[Ed. – Were these decided by the same legal authorities who declined to hear cases of vote tampering and election fraud based on technicalities?]
Two weeks ago, Parler went dark after Amazon cut the social media company’s access to the cloud computing services that ran Parler’s app and website. Parler promptly filed suit in a Seattle, Wa. federal court, seeking a court order requiring Amazon to reestablish Parler’s account.
The court ordered expedited briefing, held a hearing, and late last week denied Parler’s demand for a preliminary injunction. The court’s analysis proved solid — and sadly also proved it will be hard for conservatives to counter Big Tech’s stranglehold on the modern public square.

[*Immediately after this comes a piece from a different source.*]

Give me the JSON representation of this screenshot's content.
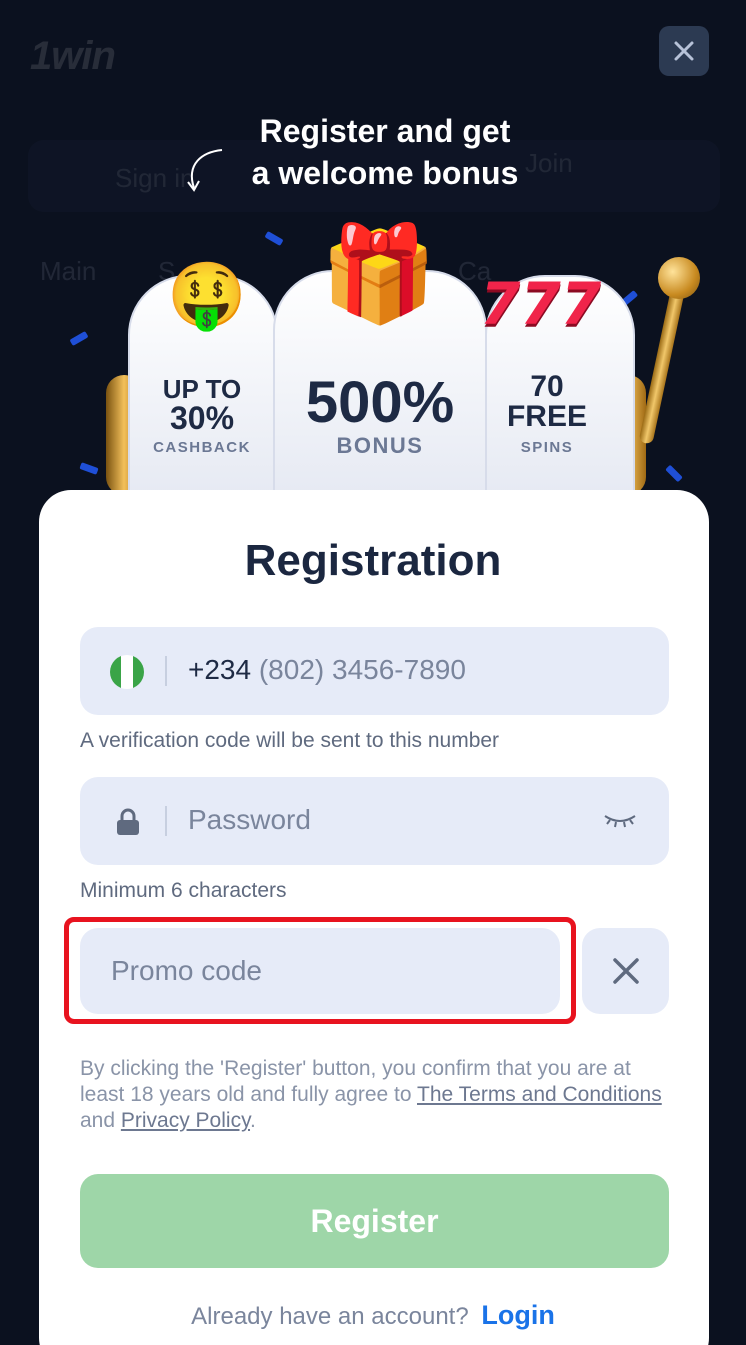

In its complaint, Parler alleged three claims, one federal antitrust claim and two state law claims, one for breach of contract and one for tortious interference with Parler’s contractual relations (or prospective business relations) with third parties. To obtain an injunction, Parler first needed to convince the court that it had “a likelihood of success on the merits.”…